Burton credits his high school agriculture program for the skills he uses to keep his work as a rodeo entertainer operational and successful. Agriculture teachers Charles Hand and Rusty Suttle taught him skills, such as welding, fabrication, mechanics, and a knowledge of basic electricity, that help him as he designs and maintains the props for his clown acts. The men also imparted to Burton an understanding of agribusiness management and the value of hard work. They pushed him to develop public speaking abilities and strong leadership qualities through involvement in FFA competitions and activities. These skills are used every time he negotiates entertainment contract terms and communicates with rodeo contractors and event committees regarding the quality of work they are to expect from him.
“Rusty Suttle was always telling us to sit down and be quiet,” said Burton. “He also consistently advised us to keep our head on straight and to stay calm in tough situations.”
Little did Burton know how valuable these words would be each time he goes to work, where his job is to protect the lives of cowboys in the rodeo arena.
Burton estimates that he is on the road traveling to rodeos 250-270 days out of the year, covering 60,000-70,000 miles. He acts as his own business manager, contract negotiator, scheduler, show manager, animal caretaker, equipment mechanic, and public relations specialist. He has earned the prestigious Professional Rodeo Cowboy Association membership card, which declares him a professional Barrel Man, Specialty Act, and Music Director and authorizes him to work any professional rodeo anywhere in the world. Since 1996, he has won numerous championship awards as a Bullfighter, Barrel Man, and Rodeo Clown. He has also been named the Texas Cowboys Professional Rodeo Association Contract Act of the Year for six years in a row. In addition, Burton is the subject of an award-winning documentary entitled Man in the Can, produced by filmmaker Noessa Higa.
When asked what advice he would give CTE students regarding planning for their future career, Burton advised that students should never stop setting goals for themselves.
“When you find something you are passionate about, go for it. Don’t give up when things get in the way of your goals. Persevere.” said Burton.
Burton’s rodeo schedule and other information can be found online at ronaldburton.net.
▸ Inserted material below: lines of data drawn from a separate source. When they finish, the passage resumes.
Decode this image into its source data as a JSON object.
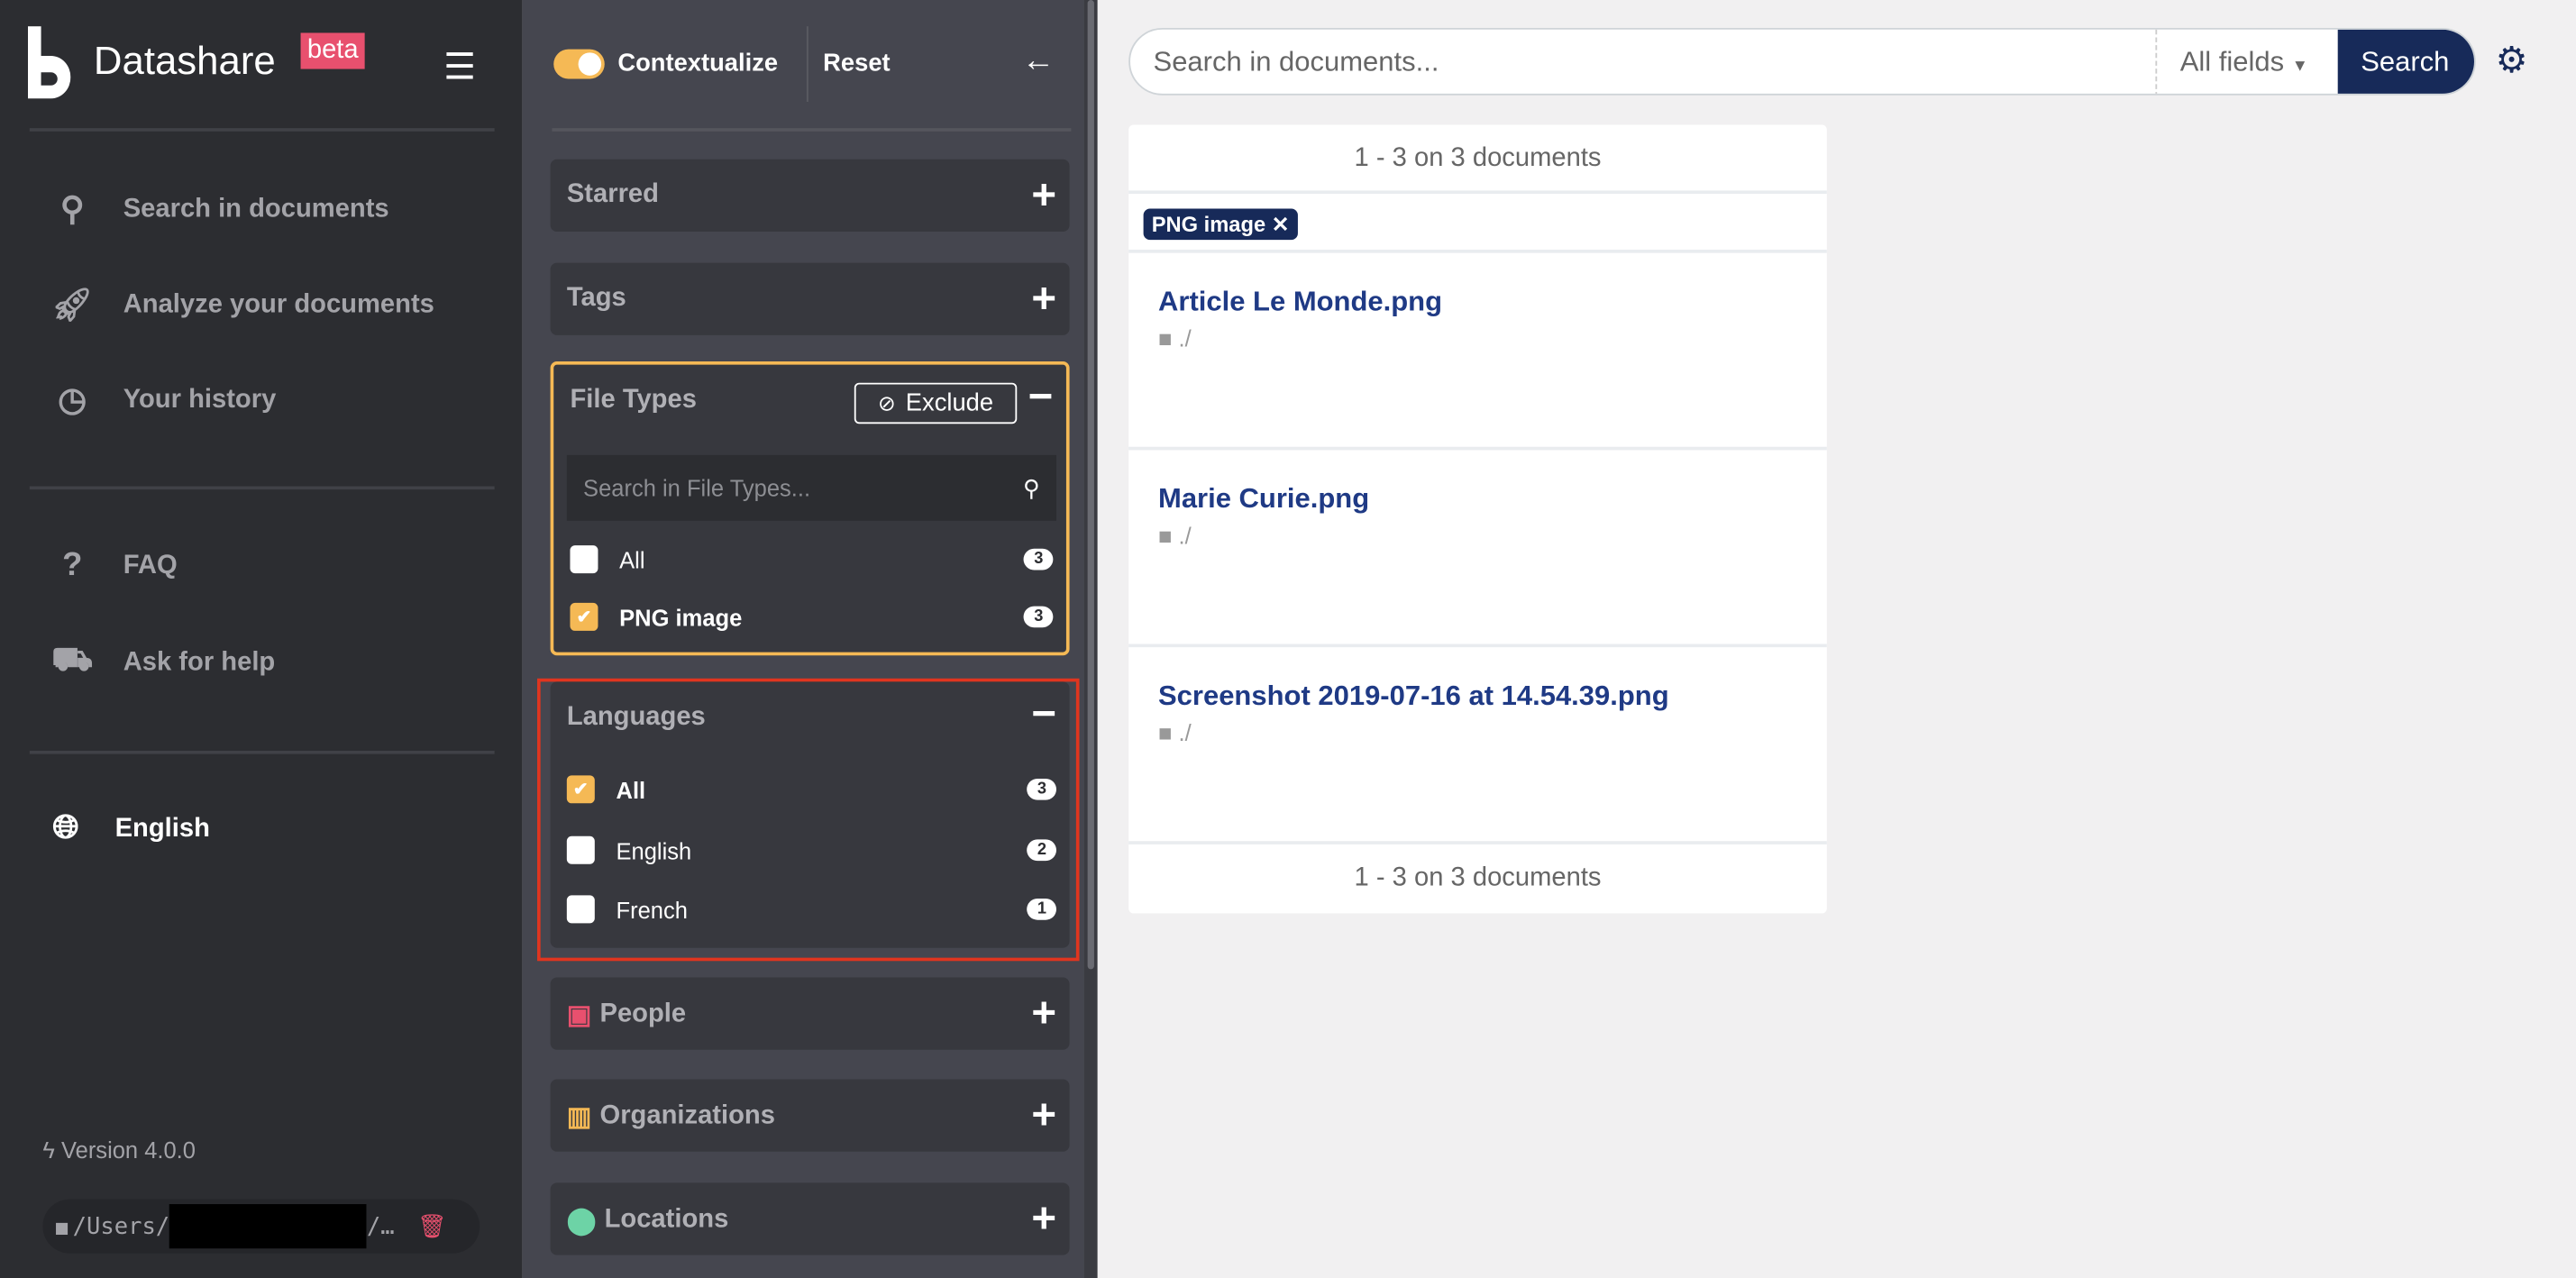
{
  "app": {
    "name": "Datashare",
    "badge": "beta"
  },
  "sidebar": {
    "items": [
      {
        "label": "Search in documents",
        "icon": "search-icon"
      },
      {
        "label": "Analyze your documents",
        "icon": "rocket-icon"
      },
      {
        "label": "Your history",
        "icon": "clock-icon"
      },
      {
        "label": "FAQ",
        "icon": "question-icon"
      },
      {
        "label": "Ask for help",
        "icon": "ambulance-icon"
      }
    ],
    "language": "English",
    "version": "Version 4.0.0",
    "path": "/Users/",
    "path_tail": "/…"
  },
  "filters": {
    "contextualize": "Contextualize",
    "reset": "Reset",
    "starred": "Starred",
    "tags": "Tags",
    "file_types": {
      "title": "File Types",
      "exclude": "Exclude",
      "search_placeholder": "Search in File Types...",
      "options": [
        {
          "label": "All",
          "count": "3",
          "checked": false
        },
        {
          "label": "PNG image",
          "count": "3",
          "checked": true
        }
      ]
    },
    "languages": {
      "title": "Languages",
      "options": [
        {
          "label": "All",
          "count": "3",
          "checked": true
        },
        {
          "label": "English",
          "count": "2",
          "checked": false
        },
        {
          "label": "French",
          "count": "1",
          "checked": false
        }
      ]
    },
    "people": "People",
    "organizations": "Organizations",
    "locations": "Locations"
  },
  "search": {
    "placeholder": "Search in documents...",
    "field": "All fields",
    "button": "Search"
  },
  "results": {
    "summary": "1 - 3  on 3 documents",
    "active_filter": "PNG image",
    "documents": [
      {
        "title": "Article Le Monde.png",
        "path": "./"
      },
      {
        "title": "Marie Curie.png",
        "path": "./"
      },
      {
        "title": "Screenshot 2019-07-16 at 14.54.39.png",
        "path": "./"
      }
    ]
  },
  "colors": {
    "accent": "#f5b955",
    "primary": "#172a59",
    "beta": "#e8506e",
    "highlight": "#e0351f"
  }
}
For more information about the Man in the Can documentary, visit maninthecanmovie.com. Follow Burton on Facebook at facebook.com/ronaldburtonrodeoclown.